Information Start Marker

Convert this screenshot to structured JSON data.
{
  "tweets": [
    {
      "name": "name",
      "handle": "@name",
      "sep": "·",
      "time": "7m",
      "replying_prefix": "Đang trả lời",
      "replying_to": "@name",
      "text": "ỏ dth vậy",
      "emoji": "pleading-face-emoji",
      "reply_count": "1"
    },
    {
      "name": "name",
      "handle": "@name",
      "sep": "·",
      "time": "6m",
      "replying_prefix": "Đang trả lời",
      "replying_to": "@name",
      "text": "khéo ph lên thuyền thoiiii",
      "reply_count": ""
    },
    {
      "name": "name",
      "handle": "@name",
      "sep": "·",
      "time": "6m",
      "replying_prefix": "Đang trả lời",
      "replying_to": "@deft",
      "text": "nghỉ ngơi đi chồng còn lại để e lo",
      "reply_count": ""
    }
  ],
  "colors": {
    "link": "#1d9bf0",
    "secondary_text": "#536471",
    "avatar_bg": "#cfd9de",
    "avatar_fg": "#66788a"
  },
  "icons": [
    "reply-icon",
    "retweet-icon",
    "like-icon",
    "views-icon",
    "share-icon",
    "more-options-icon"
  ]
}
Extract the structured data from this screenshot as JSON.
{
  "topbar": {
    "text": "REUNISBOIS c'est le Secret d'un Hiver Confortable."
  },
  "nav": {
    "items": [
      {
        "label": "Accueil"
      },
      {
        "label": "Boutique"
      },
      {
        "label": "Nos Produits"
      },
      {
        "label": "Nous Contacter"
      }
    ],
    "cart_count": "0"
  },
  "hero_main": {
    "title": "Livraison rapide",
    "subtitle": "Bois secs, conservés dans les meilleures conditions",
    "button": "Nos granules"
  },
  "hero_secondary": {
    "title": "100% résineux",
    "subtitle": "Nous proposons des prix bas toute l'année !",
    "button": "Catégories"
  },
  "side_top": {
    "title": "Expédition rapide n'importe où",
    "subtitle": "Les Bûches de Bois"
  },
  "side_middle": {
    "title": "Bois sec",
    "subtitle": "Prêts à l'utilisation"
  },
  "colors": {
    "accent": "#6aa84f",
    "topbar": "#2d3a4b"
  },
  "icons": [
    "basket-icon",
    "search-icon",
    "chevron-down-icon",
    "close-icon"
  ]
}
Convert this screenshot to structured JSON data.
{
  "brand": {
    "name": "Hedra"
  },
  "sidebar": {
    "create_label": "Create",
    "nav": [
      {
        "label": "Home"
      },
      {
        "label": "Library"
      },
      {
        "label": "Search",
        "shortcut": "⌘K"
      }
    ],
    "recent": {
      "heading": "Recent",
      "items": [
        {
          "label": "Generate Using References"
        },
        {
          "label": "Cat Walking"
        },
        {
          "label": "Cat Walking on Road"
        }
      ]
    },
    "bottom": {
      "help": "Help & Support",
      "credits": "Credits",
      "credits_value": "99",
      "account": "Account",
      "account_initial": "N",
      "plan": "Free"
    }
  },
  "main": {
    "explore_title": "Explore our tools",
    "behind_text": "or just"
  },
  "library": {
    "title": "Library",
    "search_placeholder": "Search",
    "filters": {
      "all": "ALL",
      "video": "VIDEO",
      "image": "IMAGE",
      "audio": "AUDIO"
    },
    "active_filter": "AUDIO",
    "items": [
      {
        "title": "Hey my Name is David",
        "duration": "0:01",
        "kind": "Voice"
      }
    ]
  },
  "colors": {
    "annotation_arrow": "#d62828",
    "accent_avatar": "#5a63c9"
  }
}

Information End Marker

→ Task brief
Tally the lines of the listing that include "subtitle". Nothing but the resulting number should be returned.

→ Your solution
4